It started at 8 a.m. two Saturdays ago on May 26. Nebraska’s four quarterbacks — freshmen Adrian Martinez and Tristan Gebbia and sophomores Andrew Bunch and Noah Vedral — showed up at quarterback coach Mario Verduzco’s home to take their test. It wasn’t the first time (they took it open-book before the spring) and it won’t be the last time (they’ll take it again in the fall, then do it all over next year), but this one was closed-book and Vedral says your first time is the hardest.
It was broken into four parts and took four hours; each part had a time limit. It required a blue or black pen and was entirely written. After it was done, Verduzco fed his quarterbacks a five-course Italian wedding feast.
“Honestly I think we ate for longer than we took the test,” Vedral says.

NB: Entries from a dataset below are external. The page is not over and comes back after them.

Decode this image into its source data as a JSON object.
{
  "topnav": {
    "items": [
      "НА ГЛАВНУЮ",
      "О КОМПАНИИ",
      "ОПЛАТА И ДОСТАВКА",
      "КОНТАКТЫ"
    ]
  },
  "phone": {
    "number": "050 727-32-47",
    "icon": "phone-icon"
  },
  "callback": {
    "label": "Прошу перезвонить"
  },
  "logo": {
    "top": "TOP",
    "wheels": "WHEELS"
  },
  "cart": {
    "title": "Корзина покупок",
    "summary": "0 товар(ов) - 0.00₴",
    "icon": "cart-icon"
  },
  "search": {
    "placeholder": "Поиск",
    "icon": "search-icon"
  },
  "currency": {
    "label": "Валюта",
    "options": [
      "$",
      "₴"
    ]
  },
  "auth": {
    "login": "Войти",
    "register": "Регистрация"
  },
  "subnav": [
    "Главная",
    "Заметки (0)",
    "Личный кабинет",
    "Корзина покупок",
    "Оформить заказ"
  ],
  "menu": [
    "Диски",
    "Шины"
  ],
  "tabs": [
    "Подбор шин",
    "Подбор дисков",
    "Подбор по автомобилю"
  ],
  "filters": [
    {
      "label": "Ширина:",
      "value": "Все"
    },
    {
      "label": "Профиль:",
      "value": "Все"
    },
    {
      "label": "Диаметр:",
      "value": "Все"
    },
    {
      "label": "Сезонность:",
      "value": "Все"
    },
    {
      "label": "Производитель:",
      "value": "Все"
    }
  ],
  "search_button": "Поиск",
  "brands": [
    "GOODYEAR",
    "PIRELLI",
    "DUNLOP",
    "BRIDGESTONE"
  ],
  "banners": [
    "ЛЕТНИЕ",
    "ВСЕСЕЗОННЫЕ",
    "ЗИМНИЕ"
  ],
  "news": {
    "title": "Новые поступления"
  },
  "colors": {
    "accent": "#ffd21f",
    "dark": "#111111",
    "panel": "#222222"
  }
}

It’s designed to test each quarterback’s cognitive ability; there could be questions about coverages or fronts or reads or routes. The quarterbacks have to know it all better than their coaches. The questions can be short or long. Most of the time it’s pretty conceptual. After it’s done, the quarterbacks get the key and grade it themselves. They pass it off to Verduzco and in the coming weeks, they’ll meet with him one-on-one to go over their results and hear their evaluations.
It’s only part of a whole that will determine who the Huskers’ next starting quarterback will be, but it’s an important part.
“It’s the ACT of football,” Vedral said.
The test that Verduzco delivers to his room can be daunting. As Martinez puts it, “It’s part of the grand plan,” but the sheer act can also be a window into understanding what makes Verduzco such a beloved figure to his quarterbacks. Find another coach in college football who does this. Verduzco views the teaching as an obligation and his quarterbacks see something special in that.
Bunch says he looks like a mad scientist. Vedral says you don’t want to know what’s on his bookshelf (even though you should). But those round spectacles — a Verduzco staple that are just trends for others — give off a different vibe.
He looks like he’d be an Ivy League physics professor in another life. He’s still a pretty good teacher in this one.
“I just love the man,” Vedral said of Verduzco during his photoshoot for the 2018 Hail Varsity Husker Football Yearbook last week. “I’ve learned from him every day and there’s so much more I can learn from him and I don’t know there will ever be a day where I don’t learn from him.”
During the spring, Verduzco talked about wanting his quarterbacks to have eyes and feet in the right place, about not wanting emotional responses to stressful situations and about trying to get his quarterbacks out of the deep end of a pool that is the new playbook and into more comfortable waters. Martinez said he keeps things fun and truly cares about his guys, so much so that the coach finds ways to take complicated concepts like biomechanics and make sure what needs to be understood is understood.
His test is a way to make sure you're paying attention. The evaluations get sent home to parents, so if one guy doesn't do so hot, it's like elementary school in the principal's office all over again. Maybe that's off-putting to some that just think playing quarterback is about finding the open guy and not being careless with the football, but with Verduzco it's a display of love; not just of his individual guys but of the position.
Vedral says it’s captivating to listen to Verduzco, that he’s a “crazy Italian but he’s super smart.” Martinez says he doesn’t hide anything in recruiting. “He’s the same guy he was when I first met him,” he says. When it comes to dissecting and observing the quarterback, Verduzco’s playing chess while everyone else plays Connect Four.
“There’s always a deeper level of understanding something but Coach Verdu, I swear, has the deepest level about anything that has to do with the quarterback position,” Vedral says. “Whether it’s the mental processes, how we process information, storing information, recalling information, throwing a football, throwing on the run, everything we could possibly do he’s explored … from multiple angles — physics, philosophy, biology, anatomy, all that stuff.
“He’s covered everything we could possibly need in all those categories and that’s why I trust the man so much and why I think it’s easy for quarterbacks to buy into what he does.”
Martinez said “everyone did solid” on their test and that “we all know our stuff.” They’ll be finding out soon where they stand (if they haven’t already) and then summer workouts will provide another data point and then the fall will provide another after that. When the Huskers say the quarterback competition isn’t close to reaching a conclusion, that’s not just coachspeak, it’s the truth.
In the meantime, the quarterbacks will continue trying to soak up as much as they can from their new teacher before their next test.
For more on Verduzco and his approach to the quarterback position, don't miss out on the 2018 Hail Varsity Yearbook.
Derek is a newbie on the Hail Varsity staff covering Husker athletics. In college, he was best known as ‘that guy from Twitter.’ He has covered a Sugar Bowl, a tennis national championship and almost everything in between (except an NCAA men’s basketball tournament game… *tears*). In his spare time, he can be found arguing with literally anyone about sports.